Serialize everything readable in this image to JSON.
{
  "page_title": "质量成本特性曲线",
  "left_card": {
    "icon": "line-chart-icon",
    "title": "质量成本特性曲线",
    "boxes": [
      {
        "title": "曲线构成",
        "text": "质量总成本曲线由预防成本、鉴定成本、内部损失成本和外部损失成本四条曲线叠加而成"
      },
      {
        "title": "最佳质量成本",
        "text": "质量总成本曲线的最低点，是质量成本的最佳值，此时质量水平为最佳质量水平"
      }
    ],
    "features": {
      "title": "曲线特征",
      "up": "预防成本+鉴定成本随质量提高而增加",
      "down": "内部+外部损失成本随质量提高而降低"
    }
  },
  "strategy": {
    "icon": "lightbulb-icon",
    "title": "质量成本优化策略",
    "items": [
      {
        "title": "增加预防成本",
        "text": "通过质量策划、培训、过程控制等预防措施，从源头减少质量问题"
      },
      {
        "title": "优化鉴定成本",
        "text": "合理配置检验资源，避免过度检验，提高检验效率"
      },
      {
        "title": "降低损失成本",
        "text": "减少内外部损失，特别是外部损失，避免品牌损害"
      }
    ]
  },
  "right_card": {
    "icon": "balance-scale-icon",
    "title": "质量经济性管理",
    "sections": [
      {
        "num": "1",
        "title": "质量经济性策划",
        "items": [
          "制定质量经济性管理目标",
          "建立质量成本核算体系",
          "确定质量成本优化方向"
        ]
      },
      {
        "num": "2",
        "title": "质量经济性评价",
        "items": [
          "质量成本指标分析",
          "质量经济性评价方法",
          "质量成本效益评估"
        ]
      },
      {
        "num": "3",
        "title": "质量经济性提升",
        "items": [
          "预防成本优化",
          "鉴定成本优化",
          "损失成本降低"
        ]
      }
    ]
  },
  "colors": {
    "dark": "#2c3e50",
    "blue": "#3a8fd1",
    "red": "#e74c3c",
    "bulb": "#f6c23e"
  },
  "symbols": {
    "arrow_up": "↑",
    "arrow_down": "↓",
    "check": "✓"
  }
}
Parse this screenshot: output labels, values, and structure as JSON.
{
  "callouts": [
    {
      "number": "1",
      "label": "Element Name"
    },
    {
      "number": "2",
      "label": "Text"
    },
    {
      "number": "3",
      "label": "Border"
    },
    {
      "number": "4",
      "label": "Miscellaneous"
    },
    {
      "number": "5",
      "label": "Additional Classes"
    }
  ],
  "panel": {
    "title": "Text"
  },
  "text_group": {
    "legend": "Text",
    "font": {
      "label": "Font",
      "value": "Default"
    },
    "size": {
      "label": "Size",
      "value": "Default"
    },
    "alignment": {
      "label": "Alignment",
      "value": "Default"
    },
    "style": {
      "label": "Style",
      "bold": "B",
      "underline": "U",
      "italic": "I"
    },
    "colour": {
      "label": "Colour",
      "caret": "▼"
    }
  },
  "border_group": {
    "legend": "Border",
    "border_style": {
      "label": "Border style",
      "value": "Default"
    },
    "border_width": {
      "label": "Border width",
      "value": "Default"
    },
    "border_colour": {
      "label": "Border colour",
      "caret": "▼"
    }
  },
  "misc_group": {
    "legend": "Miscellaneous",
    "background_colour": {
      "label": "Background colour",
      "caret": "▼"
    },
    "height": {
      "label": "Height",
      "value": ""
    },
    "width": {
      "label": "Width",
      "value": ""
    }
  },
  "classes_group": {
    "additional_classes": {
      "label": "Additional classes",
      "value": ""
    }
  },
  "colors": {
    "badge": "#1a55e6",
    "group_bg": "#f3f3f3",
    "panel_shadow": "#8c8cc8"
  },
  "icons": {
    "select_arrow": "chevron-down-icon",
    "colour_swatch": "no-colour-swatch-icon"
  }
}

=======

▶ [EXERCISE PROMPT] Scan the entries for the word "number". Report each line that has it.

▶ [WRITTEN RESPONSE]
      "number": "1",
      "number": "2",
      "number": "3",
      "number": "4",
      "number": "5",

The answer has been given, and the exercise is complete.